**The task:**
Your task is to copy every line below that contains the word "JSON".

Dataset rows describing interfaces:
:::::
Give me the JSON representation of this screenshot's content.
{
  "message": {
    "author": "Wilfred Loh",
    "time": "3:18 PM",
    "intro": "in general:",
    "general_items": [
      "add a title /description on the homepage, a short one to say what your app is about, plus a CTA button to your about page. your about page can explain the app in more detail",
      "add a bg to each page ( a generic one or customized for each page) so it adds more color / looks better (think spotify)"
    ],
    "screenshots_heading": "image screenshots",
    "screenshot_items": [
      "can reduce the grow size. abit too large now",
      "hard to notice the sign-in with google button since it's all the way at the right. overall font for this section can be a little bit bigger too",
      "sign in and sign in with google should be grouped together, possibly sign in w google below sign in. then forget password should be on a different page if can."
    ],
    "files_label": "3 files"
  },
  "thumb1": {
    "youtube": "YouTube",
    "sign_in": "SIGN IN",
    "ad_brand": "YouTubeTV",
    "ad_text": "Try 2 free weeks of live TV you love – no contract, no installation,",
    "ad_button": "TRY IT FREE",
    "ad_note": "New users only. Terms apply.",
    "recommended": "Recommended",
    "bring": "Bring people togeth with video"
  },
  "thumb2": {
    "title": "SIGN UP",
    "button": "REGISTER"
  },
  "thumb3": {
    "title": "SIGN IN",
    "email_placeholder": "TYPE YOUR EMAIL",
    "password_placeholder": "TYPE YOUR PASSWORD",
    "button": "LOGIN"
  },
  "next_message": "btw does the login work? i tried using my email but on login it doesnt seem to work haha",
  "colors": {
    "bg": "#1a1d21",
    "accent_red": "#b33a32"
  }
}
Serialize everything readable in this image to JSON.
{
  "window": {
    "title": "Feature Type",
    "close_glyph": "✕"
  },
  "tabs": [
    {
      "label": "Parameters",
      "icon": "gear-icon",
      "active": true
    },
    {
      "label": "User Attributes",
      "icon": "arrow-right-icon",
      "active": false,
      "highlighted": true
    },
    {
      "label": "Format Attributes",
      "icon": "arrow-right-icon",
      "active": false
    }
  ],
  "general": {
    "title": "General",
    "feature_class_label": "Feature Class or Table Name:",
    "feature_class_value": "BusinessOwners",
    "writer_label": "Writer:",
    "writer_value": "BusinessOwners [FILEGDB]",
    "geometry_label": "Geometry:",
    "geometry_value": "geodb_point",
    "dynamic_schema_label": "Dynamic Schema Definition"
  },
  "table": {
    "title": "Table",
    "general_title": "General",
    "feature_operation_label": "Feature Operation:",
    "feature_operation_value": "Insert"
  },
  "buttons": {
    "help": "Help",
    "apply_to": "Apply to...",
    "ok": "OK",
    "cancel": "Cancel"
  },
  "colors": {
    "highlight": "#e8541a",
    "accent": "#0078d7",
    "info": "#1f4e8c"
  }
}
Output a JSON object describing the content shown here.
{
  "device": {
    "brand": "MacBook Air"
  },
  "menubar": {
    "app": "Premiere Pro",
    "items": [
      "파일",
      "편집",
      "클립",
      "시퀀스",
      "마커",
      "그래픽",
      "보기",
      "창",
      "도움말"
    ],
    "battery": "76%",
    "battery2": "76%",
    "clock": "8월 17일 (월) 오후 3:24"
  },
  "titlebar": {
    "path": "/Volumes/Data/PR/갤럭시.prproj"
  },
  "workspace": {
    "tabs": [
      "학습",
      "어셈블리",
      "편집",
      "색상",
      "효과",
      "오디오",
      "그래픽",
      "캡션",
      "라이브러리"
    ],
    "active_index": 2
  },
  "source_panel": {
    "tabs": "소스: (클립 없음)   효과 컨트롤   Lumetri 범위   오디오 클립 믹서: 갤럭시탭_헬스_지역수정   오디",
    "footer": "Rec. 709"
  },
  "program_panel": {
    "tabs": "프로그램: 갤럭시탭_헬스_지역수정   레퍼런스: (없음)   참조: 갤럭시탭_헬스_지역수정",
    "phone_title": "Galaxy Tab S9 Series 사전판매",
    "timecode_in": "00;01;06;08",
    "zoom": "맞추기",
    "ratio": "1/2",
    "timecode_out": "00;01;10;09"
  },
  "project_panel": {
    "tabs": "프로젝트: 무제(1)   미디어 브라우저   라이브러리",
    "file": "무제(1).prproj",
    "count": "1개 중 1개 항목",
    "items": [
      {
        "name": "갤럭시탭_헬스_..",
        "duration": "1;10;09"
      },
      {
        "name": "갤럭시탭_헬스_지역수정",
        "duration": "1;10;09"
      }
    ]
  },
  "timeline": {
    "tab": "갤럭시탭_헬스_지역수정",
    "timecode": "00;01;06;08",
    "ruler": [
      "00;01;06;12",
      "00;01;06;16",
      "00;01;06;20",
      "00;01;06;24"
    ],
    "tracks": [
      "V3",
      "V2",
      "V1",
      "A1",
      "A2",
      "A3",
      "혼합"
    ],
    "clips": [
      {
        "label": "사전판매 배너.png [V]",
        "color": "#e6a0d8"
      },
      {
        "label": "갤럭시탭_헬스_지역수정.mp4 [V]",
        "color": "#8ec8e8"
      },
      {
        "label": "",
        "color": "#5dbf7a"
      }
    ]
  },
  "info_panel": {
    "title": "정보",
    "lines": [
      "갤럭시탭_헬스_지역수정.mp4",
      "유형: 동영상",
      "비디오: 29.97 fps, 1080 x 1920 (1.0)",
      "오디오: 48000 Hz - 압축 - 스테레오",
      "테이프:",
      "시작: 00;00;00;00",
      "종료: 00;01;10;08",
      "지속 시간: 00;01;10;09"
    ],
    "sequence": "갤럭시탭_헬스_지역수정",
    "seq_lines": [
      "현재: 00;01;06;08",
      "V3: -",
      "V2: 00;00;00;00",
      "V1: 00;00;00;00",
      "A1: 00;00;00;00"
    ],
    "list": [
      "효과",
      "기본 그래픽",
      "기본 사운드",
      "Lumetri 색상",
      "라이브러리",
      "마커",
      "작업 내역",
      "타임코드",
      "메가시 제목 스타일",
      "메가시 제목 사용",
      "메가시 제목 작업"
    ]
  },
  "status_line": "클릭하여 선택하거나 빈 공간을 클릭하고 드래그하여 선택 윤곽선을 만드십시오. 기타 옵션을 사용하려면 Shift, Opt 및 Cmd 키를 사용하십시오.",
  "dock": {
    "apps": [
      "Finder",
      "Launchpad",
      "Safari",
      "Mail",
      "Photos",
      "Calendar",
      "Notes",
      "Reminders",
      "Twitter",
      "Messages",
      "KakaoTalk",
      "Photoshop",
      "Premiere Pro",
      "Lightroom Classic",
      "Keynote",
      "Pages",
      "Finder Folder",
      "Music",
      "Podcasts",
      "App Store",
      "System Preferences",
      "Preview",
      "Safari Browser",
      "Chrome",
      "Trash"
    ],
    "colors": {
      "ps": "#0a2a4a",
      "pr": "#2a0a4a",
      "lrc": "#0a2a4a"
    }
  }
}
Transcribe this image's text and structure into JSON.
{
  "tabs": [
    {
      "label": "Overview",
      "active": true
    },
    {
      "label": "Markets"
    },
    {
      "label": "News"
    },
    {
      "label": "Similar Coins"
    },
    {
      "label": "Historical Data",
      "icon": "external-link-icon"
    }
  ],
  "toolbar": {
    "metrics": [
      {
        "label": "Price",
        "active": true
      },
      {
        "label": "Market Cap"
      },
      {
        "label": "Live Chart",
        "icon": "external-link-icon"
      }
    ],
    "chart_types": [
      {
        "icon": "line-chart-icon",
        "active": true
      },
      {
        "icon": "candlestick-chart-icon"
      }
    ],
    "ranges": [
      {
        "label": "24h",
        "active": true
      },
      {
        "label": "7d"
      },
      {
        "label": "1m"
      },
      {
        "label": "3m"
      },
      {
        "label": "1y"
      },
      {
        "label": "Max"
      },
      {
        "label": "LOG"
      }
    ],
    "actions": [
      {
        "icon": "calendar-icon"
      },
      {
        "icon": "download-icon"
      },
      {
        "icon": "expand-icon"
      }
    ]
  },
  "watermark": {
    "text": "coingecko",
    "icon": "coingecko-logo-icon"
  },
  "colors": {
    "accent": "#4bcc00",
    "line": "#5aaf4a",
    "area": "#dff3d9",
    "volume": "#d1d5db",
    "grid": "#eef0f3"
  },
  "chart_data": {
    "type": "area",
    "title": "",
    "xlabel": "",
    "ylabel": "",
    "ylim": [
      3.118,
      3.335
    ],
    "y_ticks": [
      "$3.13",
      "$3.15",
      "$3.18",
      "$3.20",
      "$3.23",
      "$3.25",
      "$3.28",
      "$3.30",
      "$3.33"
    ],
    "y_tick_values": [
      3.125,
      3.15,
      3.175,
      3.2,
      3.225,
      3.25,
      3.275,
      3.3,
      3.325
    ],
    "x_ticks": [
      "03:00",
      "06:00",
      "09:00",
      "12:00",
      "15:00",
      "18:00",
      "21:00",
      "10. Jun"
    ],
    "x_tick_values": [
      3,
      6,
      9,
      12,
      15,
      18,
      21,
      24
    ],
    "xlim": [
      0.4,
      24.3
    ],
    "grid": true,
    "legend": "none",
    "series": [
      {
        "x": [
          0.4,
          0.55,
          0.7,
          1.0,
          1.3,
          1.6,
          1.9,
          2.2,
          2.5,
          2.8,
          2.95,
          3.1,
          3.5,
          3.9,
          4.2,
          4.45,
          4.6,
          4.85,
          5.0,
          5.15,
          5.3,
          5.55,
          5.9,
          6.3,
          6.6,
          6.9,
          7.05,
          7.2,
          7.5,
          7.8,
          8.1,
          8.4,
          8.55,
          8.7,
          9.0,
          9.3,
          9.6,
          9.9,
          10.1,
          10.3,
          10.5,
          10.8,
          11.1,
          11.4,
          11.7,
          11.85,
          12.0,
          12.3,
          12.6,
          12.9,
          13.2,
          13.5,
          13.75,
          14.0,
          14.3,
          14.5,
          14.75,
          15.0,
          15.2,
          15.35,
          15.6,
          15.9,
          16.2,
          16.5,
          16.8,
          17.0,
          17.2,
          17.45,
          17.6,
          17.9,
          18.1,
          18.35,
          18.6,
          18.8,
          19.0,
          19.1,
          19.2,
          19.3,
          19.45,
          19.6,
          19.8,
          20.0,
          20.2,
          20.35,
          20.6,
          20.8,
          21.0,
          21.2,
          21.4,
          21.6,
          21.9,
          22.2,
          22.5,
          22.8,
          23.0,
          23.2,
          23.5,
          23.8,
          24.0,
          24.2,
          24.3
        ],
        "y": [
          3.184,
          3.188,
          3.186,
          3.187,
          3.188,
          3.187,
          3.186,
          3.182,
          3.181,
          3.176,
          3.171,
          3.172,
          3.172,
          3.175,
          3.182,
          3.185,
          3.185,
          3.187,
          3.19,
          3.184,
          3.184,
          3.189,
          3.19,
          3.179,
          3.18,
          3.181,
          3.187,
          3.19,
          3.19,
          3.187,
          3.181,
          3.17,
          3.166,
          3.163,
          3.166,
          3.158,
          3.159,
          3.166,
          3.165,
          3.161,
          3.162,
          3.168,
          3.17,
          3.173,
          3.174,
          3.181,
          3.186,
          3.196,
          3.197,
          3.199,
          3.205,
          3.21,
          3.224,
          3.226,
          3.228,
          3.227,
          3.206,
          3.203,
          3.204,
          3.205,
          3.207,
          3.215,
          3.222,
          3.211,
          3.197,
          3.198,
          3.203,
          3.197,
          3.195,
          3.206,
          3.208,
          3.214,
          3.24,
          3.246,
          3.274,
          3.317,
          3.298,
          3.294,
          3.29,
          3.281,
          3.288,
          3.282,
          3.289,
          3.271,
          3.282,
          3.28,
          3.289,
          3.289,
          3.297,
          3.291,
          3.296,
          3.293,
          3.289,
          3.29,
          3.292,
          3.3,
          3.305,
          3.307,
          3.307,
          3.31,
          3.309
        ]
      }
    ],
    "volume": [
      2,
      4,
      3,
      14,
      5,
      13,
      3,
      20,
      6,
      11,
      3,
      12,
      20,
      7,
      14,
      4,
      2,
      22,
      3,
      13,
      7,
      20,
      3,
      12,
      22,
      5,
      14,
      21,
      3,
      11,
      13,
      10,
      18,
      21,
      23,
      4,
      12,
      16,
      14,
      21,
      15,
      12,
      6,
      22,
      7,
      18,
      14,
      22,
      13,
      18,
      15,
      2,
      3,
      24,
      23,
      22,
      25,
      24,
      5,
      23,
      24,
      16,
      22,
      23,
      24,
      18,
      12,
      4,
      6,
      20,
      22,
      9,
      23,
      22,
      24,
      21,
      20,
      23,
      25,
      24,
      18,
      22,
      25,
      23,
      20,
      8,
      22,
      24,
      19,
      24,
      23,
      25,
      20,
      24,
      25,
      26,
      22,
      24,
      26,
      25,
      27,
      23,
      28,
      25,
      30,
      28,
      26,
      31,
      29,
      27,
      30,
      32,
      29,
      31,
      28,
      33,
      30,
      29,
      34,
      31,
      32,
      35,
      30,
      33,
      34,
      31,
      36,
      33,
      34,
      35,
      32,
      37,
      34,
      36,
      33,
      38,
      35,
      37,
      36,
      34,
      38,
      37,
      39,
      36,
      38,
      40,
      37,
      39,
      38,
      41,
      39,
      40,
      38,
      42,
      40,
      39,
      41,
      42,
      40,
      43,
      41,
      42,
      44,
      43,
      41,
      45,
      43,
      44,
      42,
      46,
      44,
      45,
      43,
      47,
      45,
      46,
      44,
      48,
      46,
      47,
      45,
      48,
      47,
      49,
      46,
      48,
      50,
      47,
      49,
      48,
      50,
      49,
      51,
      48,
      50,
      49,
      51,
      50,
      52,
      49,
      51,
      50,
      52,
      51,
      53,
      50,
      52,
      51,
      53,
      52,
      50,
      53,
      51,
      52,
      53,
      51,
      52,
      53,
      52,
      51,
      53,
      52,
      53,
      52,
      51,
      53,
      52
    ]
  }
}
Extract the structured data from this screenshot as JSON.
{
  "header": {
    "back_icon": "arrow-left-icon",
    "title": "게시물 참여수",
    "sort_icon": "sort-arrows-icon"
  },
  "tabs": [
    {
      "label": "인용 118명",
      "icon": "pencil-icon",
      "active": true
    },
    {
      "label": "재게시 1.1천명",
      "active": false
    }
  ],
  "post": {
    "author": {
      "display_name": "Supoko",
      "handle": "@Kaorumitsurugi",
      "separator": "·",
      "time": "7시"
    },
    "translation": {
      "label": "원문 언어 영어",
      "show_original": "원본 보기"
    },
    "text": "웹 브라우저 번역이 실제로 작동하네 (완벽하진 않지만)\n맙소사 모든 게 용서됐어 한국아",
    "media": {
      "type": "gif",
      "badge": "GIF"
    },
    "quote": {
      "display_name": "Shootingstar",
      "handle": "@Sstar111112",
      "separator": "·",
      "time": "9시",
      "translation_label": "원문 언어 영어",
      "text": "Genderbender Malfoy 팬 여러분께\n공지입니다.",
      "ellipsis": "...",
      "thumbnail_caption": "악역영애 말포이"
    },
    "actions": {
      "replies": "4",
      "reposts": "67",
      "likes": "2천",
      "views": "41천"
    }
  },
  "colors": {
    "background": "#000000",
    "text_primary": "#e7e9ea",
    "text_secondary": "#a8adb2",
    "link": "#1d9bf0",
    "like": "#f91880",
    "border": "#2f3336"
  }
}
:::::
**Problem solution:**
Give me the JSON representation of this screenshot's content.
Serialize everything readable in this image to JSON.
Output a JSON object describing the content shown here.
Transcribe this image's text and structure into JSON.
Extract the structured data from this screenshot as JSON.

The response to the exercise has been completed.